EXERCISE - The response should hold each line from the entries below where "username" is found.
□ □ □ □
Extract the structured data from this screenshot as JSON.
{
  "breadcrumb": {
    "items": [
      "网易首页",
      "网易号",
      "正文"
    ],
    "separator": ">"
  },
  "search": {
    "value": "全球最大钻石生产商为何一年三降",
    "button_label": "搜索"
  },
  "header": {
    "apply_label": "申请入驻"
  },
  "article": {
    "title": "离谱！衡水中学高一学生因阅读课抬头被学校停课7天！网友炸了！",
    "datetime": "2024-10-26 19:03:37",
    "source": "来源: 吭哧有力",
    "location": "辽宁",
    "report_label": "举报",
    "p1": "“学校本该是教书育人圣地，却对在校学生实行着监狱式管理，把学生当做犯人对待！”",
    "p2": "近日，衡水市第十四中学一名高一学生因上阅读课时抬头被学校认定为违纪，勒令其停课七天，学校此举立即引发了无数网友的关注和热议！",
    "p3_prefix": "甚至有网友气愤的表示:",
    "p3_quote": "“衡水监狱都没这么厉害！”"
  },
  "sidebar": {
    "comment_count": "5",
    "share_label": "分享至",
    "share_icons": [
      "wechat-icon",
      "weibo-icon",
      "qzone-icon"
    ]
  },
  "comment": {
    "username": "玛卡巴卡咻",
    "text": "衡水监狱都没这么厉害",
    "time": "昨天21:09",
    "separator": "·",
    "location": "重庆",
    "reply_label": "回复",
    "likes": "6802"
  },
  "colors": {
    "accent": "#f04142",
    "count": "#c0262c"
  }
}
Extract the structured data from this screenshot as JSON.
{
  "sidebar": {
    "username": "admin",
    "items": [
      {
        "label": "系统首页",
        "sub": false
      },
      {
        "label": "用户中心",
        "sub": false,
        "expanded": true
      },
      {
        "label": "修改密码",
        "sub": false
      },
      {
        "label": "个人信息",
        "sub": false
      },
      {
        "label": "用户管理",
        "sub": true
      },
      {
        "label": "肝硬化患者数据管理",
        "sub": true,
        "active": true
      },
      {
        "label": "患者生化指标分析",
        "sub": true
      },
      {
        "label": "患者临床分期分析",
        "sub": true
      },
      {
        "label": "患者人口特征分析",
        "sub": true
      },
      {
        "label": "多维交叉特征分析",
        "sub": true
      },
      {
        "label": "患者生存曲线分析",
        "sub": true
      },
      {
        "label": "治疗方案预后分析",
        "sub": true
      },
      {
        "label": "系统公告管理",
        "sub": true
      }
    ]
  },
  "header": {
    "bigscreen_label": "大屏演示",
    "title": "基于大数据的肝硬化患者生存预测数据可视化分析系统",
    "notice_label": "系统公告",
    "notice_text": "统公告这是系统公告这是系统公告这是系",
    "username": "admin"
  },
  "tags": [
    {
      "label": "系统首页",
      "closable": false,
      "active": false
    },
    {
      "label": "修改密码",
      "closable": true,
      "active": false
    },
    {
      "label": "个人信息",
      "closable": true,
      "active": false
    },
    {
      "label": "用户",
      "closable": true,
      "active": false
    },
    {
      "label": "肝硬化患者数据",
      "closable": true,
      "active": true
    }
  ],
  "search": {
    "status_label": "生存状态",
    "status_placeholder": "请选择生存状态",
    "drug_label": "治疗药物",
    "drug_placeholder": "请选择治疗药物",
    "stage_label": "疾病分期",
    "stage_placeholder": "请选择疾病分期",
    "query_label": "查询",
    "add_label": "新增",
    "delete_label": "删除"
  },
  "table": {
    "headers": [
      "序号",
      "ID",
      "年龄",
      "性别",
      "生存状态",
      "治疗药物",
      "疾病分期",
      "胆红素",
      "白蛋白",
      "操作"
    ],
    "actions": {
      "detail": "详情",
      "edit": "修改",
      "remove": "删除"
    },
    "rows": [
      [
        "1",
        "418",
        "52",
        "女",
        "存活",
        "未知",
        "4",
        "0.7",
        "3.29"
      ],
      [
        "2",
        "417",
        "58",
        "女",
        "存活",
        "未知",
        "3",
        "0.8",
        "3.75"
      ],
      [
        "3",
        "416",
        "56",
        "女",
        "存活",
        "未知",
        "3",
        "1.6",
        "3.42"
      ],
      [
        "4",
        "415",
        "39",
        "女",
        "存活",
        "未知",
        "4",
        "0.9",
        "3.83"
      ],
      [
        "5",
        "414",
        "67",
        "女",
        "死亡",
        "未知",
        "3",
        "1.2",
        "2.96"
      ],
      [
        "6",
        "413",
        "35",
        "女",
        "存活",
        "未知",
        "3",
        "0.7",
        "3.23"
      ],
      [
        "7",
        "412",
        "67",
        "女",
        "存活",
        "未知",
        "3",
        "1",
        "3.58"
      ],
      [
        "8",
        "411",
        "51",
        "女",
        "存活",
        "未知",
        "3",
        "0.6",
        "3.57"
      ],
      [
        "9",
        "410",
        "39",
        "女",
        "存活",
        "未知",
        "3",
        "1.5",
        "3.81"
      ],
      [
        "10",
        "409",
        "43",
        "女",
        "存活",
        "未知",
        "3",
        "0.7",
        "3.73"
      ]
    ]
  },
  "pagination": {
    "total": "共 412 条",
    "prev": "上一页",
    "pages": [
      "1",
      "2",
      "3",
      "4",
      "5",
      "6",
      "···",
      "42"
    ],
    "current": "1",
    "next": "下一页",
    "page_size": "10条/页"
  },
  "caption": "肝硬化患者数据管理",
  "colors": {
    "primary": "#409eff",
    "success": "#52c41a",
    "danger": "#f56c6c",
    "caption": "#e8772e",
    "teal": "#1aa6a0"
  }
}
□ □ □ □
WRITTEN SOLUTION -
    "username": "玛卡巴卡咻",
    "username": "admin",
    "username": "admin"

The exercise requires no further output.